In 1951, Ellinor married Alex Mitchell and that fall, while she and Alex were living in the San Francisco Bay Area, she gave birth to twins Robert and Jennifer. A third child, Diana, was also born in the Bay Area and by the mid-1950s, the Mitchells had moved to Boston where Alex was taking business courses at Harvard. They soon moved to New York, where son Stephen was born in 1956. Her last child, Laura, was born in 1962. Ellinor was divorced in 1963.

Not long after her divorce, Ellinor met Ray Gordon, a New York commercial artist and actor. Ray was a member of the Actors Studio and he introduced Ellinor to such luminaries as actors Roscoe Lee Browne and Doris Roberts. Ray also introduced Ellinor to Martha’s Vineyard, where he had spent summers since the late 1940s.

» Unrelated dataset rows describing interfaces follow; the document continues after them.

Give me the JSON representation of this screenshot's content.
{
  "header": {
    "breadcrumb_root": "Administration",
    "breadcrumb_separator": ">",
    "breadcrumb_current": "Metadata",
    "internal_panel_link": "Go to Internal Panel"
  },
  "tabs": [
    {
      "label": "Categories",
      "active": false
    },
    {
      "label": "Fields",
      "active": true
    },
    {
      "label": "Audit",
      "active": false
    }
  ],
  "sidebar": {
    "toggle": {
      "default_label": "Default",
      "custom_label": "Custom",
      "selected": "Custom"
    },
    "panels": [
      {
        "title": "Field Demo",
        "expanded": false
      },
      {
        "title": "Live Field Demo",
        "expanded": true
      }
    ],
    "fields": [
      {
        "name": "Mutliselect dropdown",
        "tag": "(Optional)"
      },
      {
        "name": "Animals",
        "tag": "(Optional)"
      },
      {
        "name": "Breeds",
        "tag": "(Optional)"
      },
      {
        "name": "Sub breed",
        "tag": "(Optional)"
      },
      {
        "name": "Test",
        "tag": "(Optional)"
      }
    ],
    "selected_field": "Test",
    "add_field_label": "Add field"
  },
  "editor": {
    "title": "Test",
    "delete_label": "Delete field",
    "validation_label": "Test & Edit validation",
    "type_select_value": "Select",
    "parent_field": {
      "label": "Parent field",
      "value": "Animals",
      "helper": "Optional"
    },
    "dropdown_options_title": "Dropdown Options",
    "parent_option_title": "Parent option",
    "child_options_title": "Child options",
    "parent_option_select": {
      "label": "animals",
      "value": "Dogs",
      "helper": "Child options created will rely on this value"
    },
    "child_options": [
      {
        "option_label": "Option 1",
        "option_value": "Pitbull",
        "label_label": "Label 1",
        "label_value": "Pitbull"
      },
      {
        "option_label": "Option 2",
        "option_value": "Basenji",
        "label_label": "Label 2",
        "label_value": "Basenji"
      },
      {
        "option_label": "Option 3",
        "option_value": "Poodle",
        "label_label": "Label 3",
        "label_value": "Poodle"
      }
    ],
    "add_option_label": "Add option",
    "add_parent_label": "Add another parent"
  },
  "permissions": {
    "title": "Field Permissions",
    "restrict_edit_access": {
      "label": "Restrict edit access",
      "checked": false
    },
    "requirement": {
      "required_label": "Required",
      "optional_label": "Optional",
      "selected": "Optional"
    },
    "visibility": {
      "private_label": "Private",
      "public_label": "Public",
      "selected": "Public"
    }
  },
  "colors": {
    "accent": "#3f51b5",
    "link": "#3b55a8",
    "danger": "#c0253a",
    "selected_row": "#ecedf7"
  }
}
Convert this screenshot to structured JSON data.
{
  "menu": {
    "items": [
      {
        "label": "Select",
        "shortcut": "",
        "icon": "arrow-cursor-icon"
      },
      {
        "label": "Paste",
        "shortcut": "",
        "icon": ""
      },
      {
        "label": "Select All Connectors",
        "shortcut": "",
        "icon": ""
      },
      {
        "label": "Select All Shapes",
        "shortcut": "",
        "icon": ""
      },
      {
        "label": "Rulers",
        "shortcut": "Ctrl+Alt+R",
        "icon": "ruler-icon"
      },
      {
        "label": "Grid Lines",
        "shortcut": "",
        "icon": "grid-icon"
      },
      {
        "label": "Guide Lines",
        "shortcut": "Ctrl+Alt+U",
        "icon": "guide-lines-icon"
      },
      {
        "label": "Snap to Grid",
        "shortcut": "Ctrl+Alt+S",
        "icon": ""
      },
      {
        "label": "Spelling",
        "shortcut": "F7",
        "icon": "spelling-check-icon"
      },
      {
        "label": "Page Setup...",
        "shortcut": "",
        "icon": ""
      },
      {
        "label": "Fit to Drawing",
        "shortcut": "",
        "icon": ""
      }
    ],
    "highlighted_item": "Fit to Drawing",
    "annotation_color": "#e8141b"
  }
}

With Ray in her life, Ellinor’s life took a decidedly different tack. She spent less time in Maine, where her mother’s family had homes, and a lot more time with Ray, spending summers with him on Martha’s Vineyard. In New York, where she lived the rest of the year, she joined the Parents League of New York, an organization of parents and independent schools which provides crossing-guard programs, among other services. She was on the league’s board of directors and was its president in the 1971/72 academic year.

An outspoken liberal, she immersed herself in the fractious 1960s, plunging into the chaos of the Vietnam antiwar movement. She devoured the New York Times war dispatches of Neil Sheehan and David Halberstam, furiously annotating their clips, which she then copied and mailed out to family members. Decades after the war was over, the wall of her study in New York still bore faded clippings with Saigon datelines, Ellinor’s notes filling the margins.

In November 1969, Ellinor joined 500,000 demonstrators in Washington, D.C., in a massive march against the war in Vietnam, a battleground where American soldiers were fighting with M16 rifles manufactured by Colt. Yes, she did note the irony.

In the early 1970s, Ellinor got involved with Ray Gordon’s Cell Block Theatre, a program he designed to help ex-offenders through drama therapy. The theatre did workshops in prisons in New York, New Jersey and Connecticut.

On Martha’s Vineyard, Ellinor’s house gained a reputation for sumptuous meals — one night it might be steamed lobster and a few days later she would make an Indian curry. Before dinner, someone might be playing classical guitar on a low stage that sat on one side of the living room. Outside, a few guests were slugging it out at boules — Ellinor had fallen in love with the European game and had installed a boules-piste.

Ellinor thought of herself primarily as a writer and in 1987 she published her first book, Plain Talk About Acupuncture. She followed it in 1995 with Fighting Drug Abuse with Acupuncture: The Treatment That Works. Recently, a caregiver browsing the bookshelves in Laura Mitchell’s house found a binder of poems Ellinor had written between 1950 and 1985. The poems, apparently unseen for decades, touched on the various subjects that interested her when she was young.

In 2007, she wrote a piece for Martha’s Vineyard magazine on sheepdogs’ unerring ability to herd their charges. At the time of her death she was working on a couple of non-fiction projects.

Ray Gordon died of acute leukemia in January of 2008.

Near the end of her life, Ellinor spent most of her time indoors, reading, listening to reggae and flamenco music, and talking to friends and family members who stopped by for a visit.

Ellinor is survived by her daughters, Jennifer Mitchell-Nevin, Diana Mitchell and Laura Mitchell; her sons, Robert Mitchell and Stephen Mitchell; her brothers, David Taylor and Michael Taylor; her extended family and eight grandchildren.